▶ [WHAT YOU ARE ASKED TO DO]
Would you return every line of the listing below that has "recent" in it?

▶ [ENTRIES SHOWN]
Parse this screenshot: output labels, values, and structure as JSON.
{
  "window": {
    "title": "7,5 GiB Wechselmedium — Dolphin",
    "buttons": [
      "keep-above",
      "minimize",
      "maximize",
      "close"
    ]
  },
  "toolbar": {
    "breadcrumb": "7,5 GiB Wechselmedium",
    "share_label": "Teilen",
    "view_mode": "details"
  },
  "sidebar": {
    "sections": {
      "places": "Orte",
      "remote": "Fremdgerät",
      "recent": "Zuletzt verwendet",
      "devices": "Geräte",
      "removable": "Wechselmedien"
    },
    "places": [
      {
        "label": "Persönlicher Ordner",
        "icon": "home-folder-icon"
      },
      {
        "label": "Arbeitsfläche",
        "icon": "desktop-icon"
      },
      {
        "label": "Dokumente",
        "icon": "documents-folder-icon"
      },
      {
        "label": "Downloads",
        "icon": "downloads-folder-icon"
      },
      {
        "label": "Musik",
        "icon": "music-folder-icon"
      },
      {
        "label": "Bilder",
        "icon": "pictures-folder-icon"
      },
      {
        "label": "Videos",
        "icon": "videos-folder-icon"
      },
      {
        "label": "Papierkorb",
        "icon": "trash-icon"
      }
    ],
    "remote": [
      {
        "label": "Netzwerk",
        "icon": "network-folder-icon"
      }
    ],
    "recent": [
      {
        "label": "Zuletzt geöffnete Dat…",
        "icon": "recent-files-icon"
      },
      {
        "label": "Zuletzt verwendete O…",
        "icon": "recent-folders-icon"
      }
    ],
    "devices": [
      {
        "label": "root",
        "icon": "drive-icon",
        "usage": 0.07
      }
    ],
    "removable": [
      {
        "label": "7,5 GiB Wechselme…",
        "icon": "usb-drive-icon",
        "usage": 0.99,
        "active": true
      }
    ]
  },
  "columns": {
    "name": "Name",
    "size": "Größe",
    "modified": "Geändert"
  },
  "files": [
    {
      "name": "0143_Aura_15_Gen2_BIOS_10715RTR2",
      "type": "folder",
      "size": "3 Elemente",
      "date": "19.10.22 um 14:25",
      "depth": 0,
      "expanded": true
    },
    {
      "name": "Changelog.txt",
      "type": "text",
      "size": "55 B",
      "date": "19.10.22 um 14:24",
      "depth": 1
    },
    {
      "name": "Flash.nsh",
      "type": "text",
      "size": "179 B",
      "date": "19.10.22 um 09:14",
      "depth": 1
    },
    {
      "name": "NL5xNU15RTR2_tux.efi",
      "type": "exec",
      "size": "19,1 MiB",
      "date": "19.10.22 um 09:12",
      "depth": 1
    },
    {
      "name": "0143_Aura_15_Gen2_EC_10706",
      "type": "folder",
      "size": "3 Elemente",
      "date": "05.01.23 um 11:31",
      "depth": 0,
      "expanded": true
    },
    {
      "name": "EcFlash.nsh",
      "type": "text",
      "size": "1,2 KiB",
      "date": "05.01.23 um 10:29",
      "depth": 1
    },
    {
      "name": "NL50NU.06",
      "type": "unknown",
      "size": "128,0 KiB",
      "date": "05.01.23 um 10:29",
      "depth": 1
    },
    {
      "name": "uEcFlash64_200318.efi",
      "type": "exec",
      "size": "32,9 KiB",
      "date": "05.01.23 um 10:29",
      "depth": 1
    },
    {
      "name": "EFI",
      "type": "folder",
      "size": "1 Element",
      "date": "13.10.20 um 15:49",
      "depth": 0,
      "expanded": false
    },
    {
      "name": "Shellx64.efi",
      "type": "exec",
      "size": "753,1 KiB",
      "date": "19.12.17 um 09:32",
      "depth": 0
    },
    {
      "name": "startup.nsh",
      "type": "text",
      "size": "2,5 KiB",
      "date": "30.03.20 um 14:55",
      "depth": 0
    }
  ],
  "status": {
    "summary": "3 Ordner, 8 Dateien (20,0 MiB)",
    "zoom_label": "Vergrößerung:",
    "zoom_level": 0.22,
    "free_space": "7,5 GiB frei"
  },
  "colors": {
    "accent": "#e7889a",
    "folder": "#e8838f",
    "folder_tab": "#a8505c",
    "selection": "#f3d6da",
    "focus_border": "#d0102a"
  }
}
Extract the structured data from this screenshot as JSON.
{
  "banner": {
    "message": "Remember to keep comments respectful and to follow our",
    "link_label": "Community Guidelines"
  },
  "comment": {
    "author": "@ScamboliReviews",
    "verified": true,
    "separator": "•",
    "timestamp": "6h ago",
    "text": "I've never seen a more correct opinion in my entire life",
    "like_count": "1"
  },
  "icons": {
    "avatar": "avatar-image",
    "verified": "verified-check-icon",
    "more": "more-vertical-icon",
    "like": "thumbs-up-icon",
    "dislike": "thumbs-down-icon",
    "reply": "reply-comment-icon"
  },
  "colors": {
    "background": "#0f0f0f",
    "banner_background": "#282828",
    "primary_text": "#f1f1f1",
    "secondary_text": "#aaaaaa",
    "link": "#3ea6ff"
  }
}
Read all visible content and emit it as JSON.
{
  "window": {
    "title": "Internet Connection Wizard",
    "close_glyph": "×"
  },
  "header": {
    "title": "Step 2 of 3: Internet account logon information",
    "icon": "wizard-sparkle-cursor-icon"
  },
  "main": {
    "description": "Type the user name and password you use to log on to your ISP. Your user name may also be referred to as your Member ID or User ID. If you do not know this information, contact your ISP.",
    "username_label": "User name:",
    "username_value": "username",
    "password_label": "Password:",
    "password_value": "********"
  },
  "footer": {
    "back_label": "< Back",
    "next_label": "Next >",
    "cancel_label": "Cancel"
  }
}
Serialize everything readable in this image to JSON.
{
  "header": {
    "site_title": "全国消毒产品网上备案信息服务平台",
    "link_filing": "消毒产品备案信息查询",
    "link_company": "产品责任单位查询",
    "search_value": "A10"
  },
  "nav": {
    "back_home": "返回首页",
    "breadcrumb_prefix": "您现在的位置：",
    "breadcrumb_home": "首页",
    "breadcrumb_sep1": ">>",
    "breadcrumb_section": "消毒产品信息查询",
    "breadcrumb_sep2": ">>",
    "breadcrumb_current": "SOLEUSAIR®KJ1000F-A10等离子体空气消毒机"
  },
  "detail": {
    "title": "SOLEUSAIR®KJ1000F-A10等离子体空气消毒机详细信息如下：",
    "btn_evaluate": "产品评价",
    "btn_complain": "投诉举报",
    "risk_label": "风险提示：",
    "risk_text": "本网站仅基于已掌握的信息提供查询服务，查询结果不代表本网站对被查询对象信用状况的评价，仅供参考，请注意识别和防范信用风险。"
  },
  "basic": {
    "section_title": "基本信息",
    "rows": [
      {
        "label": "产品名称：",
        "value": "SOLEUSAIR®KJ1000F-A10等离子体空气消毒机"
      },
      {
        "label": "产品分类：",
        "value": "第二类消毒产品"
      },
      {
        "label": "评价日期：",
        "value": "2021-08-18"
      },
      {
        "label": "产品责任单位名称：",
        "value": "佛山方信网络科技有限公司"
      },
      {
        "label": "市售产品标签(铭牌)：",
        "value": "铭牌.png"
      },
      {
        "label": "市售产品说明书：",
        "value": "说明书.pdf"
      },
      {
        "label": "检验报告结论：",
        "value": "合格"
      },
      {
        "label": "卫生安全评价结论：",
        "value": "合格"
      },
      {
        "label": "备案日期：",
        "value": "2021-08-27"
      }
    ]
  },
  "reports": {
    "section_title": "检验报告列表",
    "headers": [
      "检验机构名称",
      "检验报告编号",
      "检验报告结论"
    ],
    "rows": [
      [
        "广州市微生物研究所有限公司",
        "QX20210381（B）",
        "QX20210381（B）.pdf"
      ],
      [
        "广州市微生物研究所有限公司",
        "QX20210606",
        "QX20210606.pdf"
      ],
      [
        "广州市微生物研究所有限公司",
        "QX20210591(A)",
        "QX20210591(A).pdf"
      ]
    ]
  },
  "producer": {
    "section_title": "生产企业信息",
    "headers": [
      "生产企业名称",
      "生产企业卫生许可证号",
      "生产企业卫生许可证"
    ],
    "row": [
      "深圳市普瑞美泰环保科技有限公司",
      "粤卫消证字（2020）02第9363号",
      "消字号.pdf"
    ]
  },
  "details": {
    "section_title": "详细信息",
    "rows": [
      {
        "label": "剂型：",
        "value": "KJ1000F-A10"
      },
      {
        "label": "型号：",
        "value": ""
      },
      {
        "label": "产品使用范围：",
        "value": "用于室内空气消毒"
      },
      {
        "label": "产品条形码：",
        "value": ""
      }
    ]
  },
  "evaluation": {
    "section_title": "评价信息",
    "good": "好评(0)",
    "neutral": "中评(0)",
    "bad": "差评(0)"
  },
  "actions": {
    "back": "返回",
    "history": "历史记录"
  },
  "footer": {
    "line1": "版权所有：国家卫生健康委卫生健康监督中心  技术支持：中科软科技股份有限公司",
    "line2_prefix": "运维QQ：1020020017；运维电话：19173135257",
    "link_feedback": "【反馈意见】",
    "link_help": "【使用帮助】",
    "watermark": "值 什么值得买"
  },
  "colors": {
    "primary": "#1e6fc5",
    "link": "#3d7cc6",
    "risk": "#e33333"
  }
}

▶ [THE COMPLETED TASK]
      "recent": "Zuletzt verwendet",
    "recent": [
        "icon": "recent-files-icon"
        "icon": "recent-folders-icon"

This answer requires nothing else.